On Wednesday morning, Gawker reporter A.J. Daulerio said that when he received the Hogan sex video in the mail it was "very amusing" and that he thought it was newsworthy.
He added that he did not try to contact Hogan, the woman Hogan had sex with or the woman's husband, prior to posting an edited version of the 30-minute video.
"I was already satisfied of the video evidence," Daulerio said, during his video testimony.
The former pro wrestler, whose given name is Terry Bollea, is suing Gawker Media for $100 million for posting the video. Hogan said he didn't know he was being filmed when he had intimate relations with his then-best friend's wife.
The friend, Florida-based radio DJ Bubba The Love Sponge Clem, gave his blessing to the coupling and even handed Hogan a condom.
Gawker says the publication was a legitimate scoop because Hogan had talked openly about his sex life before, in forums such as Howard Stern's radio show.
The six-person jury may have to grapple with questions about how celebrity affects expectations of privacy.
Hogan's attorney, David Houston, was also called to the witness stand Wednesday.

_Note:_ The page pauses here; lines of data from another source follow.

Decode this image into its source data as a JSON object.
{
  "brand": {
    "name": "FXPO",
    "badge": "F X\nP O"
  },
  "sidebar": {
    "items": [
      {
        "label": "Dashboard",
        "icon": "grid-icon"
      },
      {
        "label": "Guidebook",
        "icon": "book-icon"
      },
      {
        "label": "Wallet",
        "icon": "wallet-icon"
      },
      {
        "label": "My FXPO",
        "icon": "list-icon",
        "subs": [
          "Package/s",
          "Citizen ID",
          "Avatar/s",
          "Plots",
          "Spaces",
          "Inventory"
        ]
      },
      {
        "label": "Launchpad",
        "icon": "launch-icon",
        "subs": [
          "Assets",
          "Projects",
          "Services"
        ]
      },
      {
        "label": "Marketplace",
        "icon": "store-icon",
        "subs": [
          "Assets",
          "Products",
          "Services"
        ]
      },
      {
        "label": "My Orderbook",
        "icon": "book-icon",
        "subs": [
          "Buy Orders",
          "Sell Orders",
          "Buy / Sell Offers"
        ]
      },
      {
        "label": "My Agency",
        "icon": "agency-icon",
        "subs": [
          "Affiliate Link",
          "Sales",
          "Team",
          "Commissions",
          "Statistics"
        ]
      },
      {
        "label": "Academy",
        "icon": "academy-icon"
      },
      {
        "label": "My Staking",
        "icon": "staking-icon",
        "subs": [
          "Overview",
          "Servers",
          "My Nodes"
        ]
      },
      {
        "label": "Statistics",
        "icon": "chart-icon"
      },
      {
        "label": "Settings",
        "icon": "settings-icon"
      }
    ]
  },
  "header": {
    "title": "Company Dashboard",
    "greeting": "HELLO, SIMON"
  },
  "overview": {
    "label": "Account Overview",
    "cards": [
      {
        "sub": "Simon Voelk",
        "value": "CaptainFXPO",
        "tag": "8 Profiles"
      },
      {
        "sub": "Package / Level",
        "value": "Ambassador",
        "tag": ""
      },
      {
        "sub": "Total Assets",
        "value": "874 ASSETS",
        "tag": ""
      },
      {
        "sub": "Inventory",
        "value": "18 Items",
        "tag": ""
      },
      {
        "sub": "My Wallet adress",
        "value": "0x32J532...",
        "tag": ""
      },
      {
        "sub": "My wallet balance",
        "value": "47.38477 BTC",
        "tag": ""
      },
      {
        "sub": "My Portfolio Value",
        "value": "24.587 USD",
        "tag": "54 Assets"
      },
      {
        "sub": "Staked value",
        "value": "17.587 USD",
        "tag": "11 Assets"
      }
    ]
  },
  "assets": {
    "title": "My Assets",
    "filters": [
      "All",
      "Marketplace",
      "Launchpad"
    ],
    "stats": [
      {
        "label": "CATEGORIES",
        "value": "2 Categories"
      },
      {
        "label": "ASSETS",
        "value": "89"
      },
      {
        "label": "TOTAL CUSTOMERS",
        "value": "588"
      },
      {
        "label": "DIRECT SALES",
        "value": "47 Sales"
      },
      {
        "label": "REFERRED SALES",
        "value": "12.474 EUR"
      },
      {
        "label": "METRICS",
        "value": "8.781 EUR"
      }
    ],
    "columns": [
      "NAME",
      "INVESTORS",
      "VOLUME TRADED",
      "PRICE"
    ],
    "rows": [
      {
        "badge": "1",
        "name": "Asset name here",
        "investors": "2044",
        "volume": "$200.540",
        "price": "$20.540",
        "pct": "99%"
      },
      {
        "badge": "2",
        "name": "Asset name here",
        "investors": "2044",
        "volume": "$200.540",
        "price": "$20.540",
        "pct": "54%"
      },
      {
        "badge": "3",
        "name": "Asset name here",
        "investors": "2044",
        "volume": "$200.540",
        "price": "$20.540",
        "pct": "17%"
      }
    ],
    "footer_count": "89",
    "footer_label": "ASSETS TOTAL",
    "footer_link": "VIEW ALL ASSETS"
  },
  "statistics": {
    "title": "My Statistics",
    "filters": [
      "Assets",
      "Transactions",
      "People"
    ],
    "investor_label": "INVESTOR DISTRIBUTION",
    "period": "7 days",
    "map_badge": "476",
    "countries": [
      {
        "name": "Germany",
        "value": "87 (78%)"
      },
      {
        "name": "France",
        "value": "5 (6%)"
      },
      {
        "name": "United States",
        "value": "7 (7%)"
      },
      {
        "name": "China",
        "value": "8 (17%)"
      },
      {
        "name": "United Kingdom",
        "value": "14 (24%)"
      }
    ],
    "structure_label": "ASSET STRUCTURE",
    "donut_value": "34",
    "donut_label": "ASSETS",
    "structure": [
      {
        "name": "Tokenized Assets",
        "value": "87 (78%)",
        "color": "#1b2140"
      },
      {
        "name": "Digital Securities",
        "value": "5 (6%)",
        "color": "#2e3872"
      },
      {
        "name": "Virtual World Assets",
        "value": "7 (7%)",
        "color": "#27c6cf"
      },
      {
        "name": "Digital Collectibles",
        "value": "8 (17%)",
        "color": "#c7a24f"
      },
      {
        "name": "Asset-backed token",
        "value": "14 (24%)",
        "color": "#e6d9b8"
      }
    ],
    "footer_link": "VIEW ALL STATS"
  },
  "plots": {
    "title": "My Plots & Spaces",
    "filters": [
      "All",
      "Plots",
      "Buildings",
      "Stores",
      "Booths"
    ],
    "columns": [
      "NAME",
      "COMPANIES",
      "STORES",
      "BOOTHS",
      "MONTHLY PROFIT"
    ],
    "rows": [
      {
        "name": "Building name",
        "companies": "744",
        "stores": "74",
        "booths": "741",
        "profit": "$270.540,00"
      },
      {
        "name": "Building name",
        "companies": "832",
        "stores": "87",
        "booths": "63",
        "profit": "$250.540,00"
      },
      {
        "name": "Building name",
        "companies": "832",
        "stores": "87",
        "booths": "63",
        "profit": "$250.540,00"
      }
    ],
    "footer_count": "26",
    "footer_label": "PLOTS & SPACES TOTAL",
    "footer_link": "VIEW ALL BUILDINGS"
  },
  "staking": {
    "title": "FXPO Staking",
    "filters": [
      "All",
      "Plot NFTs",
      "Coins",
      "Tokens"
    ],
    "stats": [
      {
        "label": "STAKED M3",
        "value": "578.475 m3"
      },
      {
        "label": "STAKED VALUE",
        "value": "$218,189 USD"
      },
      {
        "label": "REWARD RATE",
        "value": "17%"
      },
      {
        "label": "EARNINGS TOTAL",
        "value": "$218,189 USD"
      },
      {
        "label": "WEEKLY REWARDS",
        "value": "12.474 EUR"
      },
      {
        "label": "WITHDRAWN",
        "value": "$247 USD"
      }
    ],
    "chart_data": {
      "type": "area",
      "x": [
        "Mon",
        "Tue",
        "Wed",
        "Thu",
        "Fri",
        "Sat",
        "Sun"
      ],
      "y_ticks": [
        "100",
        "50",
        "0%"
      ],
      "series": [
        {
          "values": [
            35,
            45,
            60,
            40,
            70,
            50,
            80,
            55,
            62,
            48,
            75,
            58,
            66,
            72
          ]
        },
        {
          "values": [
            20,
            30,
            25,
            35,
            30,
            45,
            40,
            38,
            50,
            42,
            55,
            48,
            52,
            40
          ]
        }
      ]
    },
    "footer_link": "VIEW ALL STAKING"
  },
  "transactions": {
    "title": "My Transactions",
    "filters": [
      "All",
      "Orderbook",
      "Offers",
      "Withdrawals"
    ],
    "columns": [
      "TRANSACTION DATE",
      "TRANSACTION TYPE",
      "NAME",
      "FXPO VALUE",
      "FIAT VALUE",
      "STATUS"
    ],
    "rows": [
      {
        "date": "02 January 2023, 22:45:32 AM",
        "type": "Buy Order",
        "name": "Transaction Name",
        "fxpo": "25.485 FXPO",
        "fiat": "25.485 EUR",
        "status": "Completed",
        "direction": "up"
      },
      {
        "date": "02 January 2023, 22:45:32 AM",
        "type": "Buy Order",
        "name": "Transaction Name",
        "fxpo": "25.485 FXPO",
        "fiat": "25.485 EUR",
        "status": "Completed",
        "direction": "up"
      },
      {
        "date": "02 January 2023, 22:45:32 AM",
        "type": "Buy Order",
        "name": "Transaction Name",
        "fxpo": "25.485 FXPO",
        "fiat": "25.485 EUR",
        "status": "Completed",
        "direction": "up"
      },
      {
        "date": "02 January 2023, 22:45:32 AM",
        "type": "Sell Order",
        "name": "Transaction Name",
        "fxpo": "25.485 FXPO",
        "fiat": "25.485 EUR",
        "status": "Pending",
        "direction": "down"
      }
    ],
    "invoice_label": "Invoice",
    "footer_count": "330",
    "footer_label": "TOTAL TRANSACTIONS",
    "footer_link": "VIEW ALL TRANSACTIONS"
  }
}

He described how he sent Gawker a cease and desist letter to take the video down, and then how the video began showing up on other websites.
"I know some like to call it viral, but in this case, it was cancer," he said.